EXERCISE INPUT section start
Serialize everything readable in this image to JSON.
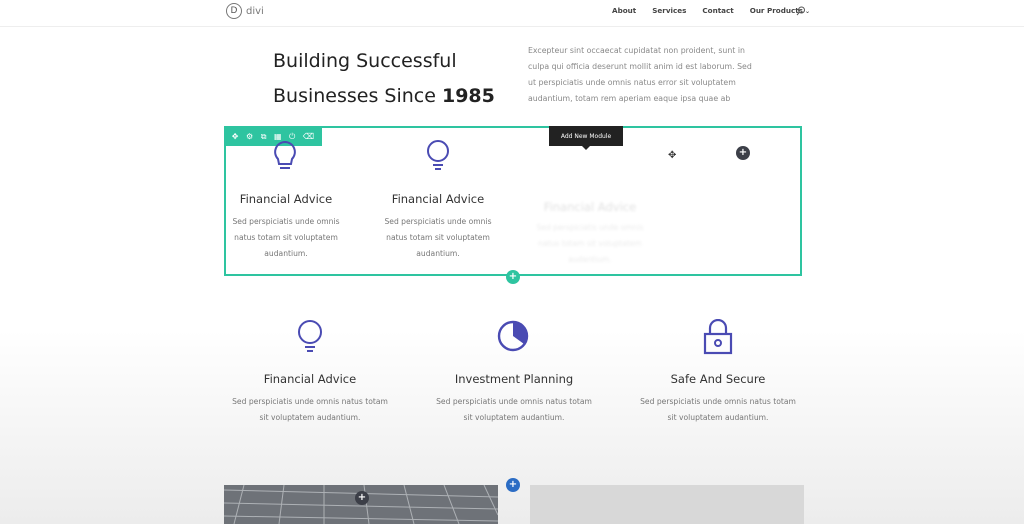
{
  "header": {
    "logo_letter": "D",
    "logo_text": "divi",
    "nav": [
      "About",
      "Services",
      "Contact",
      "Our Products"
    ]
  },
  "hero": {
    "title_line1": "Building Successful",
    "title_line2_prefix": "Businesses Since ",
    "title_line2_bold": "1985",
    "text": "Excepteur sint occaecat cupidatat non proident, sunt in culpa qui officia deserunt mollit anim id est laborum. Sed ut perspiciatis unde omnis natus error sit voluptatem audantium, totam rem aperiam eaque ipsa quae ab"
  },
  "builder": {
    "tooltip": "Add New Module",
    "toolbar_icons": [
      "move-icon",
      "gear-icon",
      "duplicate-icon",
      "columns-icon",
      "power-icon",
      "trash-icon"
    ],
    "accent": "#2ec4a0",
    "modules": [
      {
        "title": "Financial Advice",
        "desc_line1": "Sed perspiciatis unde omnis",
        "desc_line2": "natus totam sit voluptatem",
        "desc_line3": "audantium."
      },
      {
        "title": "Financial Advice",
        "desc_line1": "Sed perspiciatis unde omnis",
        "desc_line2": "natus totam sit voluptatem",
        "desc_line3": "audantium."
      },
      {
        "title": "Financial Advice",
        "desc_line1": "Sed perspiciatis unde omnis",
        "desc_line2": "natus totam sit voluptatem",
        "desc_line3": "audantium."
      }
    ]
  },
  "features": [
    {
      "icon": "lightbulb-icon",
      "title": "Financial Advice",
      "desc_line1": "Sed perspiciatis unde omnis natus totam",
      "desc_line2": "sit voluptatem audantium."
    },
    {
      "icon": "pie-chart-icon",
      "title": "Investment Planning",
      "desc_line1": "Sed perspiciatis unde omnis natus totam",
      "desc_line2": "sit voluptatem audantium."
    },
    {
      "icon": "lock-icon",
      "title": "Safe And Secure",
      "desc_line1": "Sed perspiciatis unde omnis natus totam",
      "desc_line2": "sit voluptatem audantium."
    }
  ],
  "colors": {
    "icon_purple": "#4a4bb3",
    "blue_button": "#2b6cc4",
    "dark_button": "#3c3f48"
  }
}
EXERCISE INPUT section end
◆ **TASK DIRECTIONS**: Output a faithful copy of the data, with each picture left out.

◆ **ANSWER SPACE**:
Serialize everything readable in this image to JSON.
{
  "header": {
    "logo_letter": "D",
    "logo_text": "divi",
    "nav": [
      "About",
      "Services",
      "Contact",
      "Our Products"
    ]
  },
  "hero": {
    "title_line1": "Building Successful",
    "title_line2_prefix": "Businesses Since ",
    "title_line2_bold": "1985",
    "text": "Excepteur sint occaecat cupidatat non proident, sunt in culpa qui officia deserunt mollit anim id est laborum. Sed ut perspiciatis unde omnis natus error sit voluptatem audantium, totam rem aperiam eaque ipsa quae ab"
  },
  "builder": {
    "tooltip": "Add New Module",
    "toolbar_icons": [
      "move-icon",
      "gear-icon",
      "duplicate-icon",
      "columns-icon",
      "power-icon",
      "trash-icon"
    ],
    "accent": "#2ec4a0",
    "modules": [
      {
        "title": "Financial Advice",
        "desc_line1": "Sed perspiciatis unde omnis",
        "desc_line2": "natus totam sit voluptatem",
        "desc_line3": "audantium."
      },
      {
        "title": "Financial Advice",
        "desc_line1": "Sed perspiciatis unde omnis",
        "desc_line2": "natus totam sit voluptatem",
        "desc_line3": "audantium."
      },
      {
        "title": "Financial Advice",
        "desc_line1": "Sed perspiciatis unde omnis",
        "desc_line2": "natus totam sit voluptatem",
        "desc_line3": "audantium."
      }
    ]
  },
  "features": [
    {
      "icon": "lightbulb-icon",
      "title": "Financial Advice",
      "desc_line1": "Sed perspiciatis unde omnis natus totam",
      "desc_line2": "sit voluptatem audantium."
    },
    {
      "icon": "pie-chart-icon",
      "title": "Investment Planning",
      "desc_line1": "Sed perspiciatis unde omnis natus totam",
      "desc_line2": "sit voluptatem audantium."
    },
    {
      "icon": "lock-icon",
      "title": "Safe And Secure",
      "desc_line1": "Sed perspiciatis unde omnis natus totam",
      "desc_line2": "sit voluptatem audantium."
    }
  ],
  "colors": {
    "icon_purple": "#4a4bb3",
    "blue_button": "#2b6cc4",
    "dark_button": "#3c3f48"
  }
}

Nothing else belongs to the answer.